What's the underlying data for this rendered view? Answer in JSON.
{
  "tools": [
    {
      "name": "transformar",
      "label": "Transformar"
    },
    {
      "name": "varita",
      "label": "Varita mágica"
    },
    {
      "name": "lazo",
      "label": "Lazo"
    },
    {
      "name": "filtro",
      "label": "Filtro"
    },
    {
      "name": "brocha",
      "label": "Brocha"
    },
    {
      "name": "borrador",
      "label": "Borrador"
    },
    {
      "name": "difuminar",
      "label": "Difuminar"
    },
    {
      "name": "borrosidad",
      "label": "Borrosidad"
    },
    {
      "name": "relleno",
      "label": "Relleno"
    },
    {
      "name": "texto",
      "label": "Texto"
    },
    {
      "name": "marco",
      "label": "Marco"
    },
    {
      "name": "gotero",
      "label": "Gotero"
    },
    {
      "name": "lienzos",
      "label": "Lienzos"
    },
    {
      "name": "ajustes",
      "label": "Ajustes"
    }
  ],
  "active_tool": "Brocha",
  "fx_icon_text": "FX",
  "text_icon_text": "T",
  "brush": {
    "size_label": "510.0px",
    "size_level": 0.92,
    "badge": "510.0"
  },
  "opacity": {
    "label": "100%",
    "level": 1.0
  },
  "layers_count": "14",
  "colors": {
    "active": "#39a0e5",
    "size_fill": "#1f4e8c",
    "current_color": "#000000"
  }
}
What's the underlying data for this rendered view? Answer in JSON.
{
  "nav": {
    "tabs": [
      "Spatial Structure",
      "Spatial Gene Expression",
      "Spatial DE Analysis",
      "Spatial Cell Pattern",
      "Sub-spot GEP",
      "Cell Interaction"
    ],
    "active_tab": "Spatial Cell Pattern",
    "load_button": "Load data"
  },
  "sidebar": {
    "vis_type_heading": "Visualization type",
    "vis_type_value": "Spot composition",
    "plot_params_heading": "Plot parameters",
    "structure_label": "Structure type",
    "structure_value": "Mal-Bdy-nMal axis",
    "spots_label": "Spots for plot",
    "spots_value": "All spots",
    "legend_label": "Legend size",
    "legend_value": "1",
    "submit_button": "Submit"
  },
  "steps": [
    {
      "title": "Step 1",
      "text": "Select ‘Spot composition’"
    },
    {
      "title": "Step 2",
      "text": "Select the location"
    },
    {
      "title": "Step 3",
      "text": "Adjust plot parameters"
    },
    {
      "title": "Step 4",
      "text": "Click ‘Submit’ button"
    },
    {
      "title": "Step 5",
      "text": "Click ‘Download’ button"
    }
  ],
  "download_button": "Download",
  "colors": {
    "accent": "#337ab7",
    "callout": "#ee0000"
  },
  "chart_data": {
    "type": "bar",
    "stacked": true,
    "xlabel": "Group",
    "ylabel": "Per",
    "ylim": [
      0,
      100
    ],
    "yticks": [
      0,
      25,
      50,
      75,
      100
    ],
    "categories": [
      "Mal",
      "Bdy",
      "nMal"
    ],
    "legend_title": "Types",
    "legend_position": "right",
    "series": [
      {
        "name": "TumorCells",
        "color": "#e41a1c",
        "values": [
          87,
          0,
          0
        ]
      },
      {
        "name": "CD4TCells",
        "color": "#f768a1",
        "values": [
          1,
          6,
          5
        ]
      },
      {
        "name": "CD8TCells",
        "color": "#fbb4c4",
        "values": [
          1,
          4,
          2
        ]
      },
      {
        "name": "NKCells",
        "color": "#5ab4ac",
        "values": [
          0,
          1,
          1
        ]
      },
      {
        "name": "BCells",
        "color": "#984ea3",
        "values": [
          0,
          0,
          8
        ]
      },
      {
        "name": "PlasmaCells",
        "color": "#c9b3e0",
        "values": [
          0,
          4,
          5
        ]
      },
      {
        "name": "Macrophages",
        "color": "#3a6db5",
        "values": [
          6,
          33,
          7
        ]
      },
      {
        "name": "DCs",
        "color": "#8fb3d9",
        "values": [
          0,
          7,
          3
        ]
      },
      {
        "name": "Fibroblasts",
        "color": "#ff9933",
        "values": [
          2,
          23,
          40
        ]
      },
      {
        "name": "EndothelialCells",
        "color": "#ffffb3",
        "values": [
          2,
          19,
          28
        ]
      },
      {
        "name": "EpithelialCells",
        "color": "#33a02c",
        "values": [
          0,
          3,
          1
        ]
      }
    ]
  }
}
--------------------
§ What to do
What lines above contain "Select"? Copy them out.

§ Answer for the task
      "text": "Select ‘Spot composition’"
      "text": "Select the location"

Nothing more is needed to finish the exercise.